**Work item**
Taking the lines below one at a time, count those with the string "PRESS" and give the result alone.

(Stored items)
________________________________________
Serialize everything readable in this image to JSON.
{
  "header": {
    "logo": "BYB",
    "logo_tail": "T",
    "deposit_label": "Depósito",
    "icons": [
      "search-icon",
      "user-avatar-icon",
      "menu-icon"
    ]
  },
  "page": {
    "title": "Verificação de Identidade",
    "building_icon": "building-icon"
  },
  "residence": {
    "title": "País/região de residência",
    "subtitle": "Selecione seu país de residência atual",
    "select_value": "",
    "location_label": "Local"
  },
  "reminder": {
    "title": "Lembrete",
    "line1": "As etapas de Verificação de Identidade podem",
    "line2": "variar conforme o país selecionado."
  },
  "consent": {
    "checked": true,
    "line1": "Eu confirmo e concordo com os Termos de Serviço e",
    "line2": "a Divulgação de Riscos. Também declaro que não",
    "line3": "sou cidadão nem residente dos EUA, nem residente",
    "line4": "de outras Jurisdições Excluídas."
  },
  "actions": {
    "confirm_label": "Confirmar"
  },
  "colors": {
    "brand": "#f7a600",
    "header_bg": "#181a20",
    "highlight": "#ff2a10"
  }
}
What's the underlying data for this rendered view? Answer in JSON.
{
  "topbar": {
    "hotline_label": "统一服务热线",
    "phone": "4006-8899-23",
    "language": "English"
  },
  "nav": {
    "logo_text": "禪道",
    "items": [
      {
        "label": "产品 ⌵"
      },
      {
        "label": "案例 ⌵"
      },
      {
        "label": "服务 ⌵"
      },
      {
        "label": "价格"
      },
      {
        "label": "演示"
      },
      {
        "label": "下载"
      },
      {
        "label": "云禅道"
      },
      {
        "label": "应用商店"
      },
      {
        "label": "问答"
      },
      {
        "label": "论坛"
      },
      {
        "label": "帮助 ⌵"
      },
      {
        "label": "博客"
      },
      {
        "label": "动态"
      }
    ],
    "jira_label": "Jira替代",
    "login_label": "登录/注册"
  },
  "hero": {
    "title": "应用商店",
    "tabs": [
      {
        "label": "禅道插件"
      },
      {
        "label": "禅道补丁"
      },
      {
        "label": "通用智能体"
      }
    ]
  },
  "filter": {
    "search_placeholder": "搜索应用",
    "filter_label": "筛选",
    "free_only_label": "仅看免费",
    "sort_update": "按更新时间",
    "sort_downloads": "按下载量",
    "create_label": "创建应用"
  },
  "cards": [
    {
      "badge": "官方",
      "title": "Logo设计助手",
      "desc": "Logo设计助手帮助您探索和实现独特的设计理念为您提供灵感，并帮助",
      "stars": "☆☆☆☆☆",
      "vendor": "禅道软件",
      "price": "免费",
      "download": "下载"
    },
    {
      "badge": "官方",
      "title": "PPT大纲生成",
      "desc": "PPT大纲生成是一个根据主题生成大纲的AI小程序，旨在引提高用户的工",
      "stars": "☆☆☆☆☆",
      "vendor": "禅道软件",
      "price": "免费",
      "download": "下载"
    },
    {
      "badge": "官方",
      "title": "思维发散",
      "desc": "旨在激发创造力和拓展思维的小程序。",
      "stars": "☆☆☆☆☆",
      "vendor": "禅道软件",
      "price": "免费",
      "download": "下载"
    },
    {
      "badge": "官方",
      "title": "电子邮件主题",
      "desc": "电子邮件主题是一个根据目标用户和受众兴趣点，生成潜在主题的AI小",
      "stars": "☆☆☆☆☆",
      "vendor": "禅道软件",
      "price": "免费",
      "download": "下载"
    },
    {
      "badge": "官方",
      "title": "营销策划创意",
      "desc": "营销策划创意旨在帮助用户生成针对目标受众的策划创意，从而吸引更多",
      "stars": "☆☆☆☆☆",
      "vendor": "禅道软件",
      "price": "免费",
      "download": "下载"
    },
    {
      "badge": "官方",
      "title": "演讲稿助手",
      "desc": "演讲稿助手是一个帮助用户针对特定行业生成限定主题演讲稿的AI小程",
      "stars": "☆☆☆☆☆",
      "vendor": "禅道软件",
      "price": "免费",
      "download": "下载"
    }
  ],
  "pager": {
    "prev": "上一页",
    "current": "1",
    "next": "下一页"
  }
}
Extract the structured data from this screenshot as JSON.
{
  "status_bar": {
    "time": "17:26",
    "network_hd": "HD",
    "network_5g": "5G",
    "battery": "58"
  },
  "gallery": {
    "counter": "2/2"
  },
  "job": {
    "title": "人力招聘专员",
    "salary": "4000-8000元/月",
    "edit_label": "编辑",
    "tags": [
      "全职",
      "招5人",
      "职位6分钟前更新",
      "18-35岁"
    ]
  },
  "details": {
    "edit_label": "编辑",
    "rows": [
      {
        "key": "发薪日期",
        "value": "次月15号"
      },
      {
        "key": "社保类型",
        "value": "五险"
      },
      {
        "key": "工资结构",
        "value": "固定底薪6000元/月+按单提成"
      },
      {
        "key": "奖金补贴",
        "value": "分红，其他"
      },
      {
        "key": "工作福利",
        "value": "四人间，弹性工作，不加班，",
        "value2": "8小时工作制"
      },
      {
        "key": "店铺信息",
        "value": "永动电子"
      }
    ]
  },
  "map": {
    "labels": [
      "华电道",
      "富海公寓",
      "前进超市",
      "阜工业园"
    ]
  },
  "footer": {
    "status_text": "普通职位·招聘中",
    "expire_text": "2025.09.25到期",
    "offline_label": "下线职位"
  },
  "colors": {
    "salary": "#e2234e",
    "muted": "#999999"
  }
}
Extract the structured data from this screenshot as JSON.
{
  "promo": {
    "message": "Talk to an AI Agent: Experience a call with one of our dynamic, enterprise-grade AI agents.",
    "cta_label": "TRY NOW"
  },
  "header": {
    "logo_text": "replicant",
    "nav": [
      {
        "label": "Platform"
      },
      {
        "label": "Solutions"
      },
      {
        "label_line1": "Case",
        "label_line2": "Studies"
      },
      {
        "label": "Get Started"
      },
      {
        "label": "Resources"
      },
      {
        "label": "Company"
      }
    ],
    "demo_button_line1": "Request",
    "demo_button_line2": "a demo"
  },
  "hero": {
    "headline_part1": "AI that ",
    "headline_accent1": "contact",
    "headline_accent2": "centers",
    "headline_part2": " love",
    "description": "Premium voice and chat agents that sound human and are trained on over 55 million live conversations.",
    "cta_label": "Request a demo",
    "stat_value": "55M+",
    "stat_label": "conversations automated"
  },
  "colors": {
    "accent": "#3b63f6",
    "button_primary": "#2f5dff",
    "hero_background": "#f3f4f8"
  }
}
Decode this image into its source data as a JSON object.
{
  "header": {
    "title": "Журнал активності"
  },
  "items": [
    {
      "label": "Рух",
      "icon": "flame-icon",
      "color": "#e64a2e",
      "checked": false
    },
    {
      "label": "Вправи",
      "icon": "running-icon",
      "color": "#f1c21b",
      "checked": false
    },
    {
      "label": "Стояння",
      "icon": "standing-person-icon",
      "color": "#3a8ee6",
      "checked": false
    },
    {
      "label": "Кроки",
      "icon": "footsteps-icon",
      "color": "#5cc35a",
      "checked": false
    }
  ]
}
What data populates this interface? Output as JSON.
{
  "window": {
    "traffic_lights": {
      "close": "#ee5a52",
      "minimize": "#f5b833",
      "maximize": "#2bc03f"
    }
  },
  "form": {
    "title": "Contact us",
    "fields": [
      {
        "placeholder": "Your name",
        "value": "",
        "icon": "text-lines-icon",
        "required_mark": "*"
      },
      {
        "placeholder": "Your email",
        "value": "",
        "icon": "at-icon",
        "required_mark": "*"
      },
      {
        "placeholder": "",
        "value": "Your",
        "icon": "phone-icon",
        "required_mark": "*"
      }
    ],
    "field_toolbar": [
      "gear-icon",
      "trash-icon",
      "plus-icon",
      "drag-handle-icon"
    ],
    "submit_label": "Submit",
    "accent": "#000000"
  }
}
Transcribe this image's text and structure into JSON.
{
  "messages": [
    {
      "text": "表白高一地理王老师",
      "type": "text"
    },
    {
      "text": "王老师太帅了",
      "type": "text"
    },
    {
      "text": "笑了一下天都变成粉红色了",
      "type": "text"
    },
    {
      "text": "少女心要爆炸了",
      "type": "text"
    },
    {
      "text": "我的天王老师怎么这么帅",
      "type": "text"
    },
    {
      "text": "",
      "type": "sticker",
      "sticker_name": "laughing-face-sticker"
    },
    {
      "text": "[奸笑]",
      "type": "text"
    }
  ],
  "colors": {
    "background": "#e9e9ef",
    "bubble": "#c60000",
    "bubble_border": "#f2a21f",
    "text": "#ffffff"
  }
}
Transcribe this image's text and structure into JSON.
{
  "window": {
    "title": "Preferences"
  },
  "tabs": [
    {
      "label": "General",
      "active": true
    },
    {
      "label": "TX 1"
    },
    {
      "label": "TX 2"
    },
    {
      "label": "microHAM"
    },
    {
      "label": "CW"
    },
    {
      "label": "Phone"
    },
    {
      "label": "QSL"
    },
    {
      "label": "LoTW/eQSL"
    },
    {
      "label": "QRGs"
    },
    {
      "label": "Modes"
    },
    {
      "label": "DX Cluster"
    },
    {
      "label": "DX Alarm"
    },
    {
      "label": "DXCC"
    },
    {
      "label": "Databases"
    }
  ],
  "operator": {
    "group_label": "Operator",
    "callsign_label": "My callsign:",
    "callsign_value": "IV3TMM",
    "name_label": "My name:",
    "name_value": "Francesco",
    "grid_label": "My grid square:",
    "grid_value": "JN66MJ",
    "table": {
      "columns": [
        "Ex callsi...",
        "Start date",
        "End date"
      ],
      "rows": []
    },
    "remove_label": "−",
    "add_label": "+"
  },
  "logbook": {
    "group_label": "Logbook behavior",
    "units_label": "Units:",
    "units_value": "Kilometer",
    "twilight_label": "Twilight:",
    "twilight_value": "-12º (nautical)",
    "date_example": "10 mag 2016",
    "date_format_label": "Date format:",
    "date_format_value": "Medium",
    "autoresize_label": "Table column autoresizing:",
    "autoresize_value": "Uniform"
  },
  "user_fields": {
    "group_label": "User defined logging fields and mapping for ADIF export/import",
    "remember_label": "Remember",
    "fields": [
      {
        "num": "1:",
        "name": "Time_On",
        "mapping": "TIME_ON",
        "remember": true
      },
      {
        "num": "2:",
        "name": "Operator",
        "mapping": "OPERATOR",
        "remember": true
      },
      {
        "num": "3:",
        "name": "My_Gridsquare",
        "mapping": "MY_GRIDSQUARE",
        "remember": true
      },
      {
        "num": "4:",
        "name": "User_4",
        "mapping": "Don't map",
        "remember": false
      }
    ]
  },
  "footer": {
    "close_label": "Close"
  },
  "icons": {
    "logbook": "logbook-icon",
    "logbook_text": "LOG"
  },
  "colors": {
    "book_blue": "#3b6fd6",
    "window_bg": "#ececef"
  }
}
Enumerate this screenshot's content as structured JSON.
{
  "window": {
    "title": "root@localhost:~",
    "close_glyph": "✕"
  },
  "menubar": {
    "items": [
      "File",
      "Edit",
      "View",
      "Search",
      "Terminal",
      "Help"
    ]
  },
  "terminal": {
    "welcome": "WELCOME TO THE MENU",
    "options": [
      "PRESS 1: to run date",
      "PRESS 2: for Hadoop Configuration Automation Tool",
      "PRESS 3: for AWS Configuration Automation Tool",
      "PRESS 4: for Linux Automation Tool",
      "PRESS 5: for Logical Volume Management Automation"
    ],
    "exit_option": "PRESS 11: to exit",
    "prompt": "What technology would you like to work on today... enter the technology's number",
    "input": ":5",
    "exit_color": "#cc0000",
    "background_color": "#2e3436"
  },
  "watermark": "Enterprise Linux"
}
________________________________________
**Answer section**
6